Web page and app entries:
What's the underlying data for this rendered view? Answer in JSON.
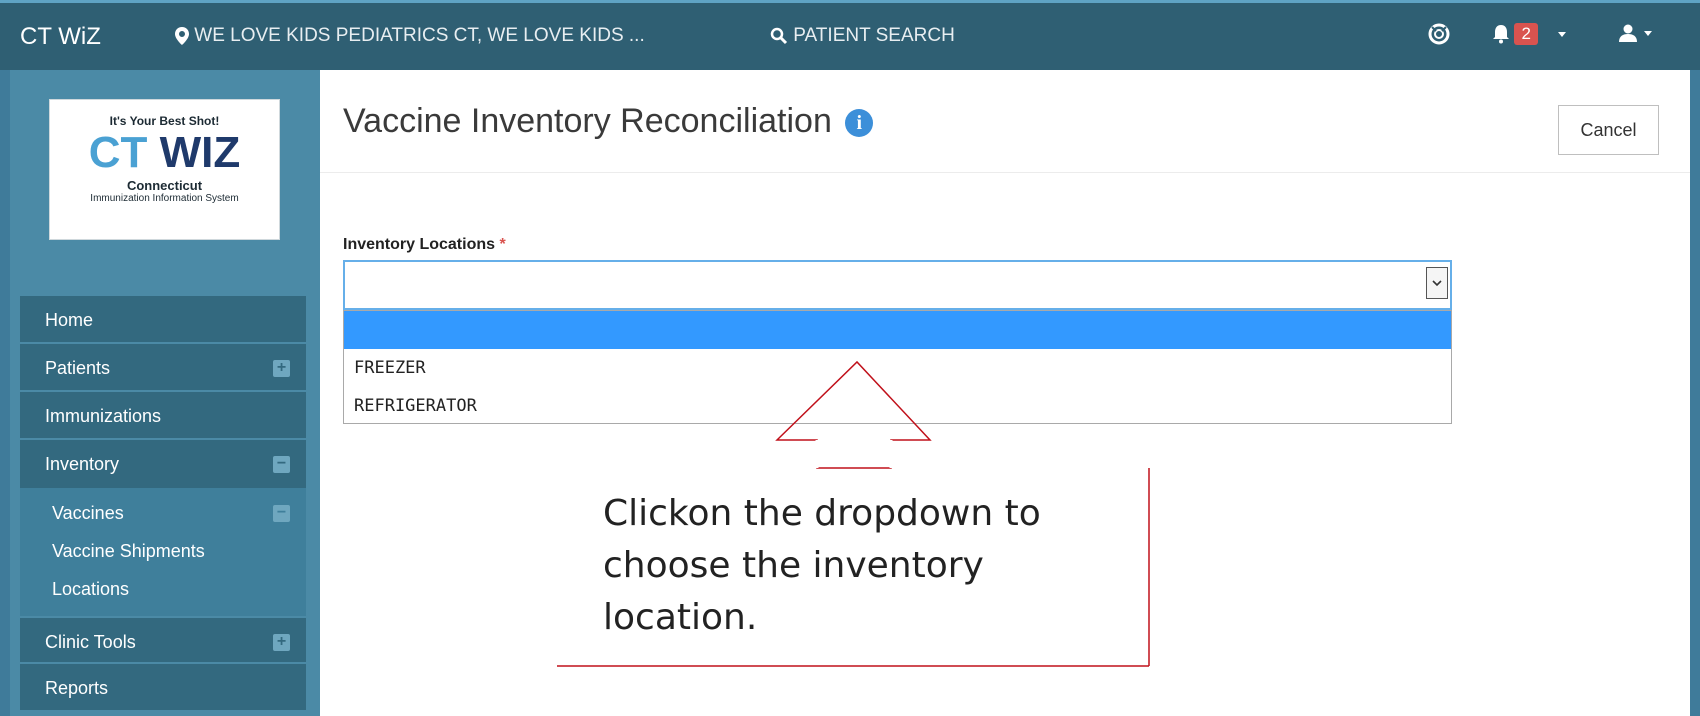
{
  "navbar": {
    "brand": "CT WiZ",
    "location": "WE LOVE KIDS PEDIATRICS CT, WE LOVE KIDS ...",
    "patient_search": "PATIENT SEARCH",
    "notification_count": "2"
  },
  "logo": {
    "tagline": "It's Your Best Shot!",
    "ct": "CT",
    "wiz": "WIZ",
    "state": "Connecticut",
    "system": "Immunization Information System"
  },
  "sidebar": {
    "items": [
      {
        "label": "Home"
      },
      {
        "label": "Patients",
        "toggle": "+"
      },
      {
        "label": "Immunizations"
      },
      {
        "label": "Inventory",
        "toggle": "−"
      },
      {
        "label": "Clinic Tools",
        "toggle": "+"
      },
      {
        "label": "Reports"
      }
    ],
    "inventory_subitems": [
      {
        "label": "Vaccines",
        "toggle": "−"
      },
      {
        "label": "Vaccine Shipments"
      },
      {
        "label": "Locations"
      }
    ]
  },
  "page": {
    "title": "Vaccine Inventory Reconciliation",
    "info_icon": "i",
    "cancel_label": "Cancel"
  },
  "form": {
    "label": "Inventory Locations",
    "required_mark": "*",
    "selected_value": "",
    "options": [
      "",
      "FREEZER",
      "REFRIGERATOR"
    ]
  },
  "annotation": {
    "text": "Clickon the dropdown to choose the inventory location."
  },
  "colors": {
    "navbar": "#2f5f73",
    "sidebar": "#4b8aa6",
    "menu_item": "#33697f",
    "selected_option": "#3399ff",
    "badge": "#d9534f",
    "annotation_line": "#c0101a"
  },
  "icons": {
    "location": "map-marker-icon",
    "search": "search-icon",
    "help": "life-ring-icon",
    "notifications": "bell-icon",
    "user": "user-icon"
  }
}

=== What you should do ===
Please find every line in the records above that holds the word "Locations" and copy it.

=== Answer to this problem ===
        "label": "Locations"
    "label": "Inventory Locations",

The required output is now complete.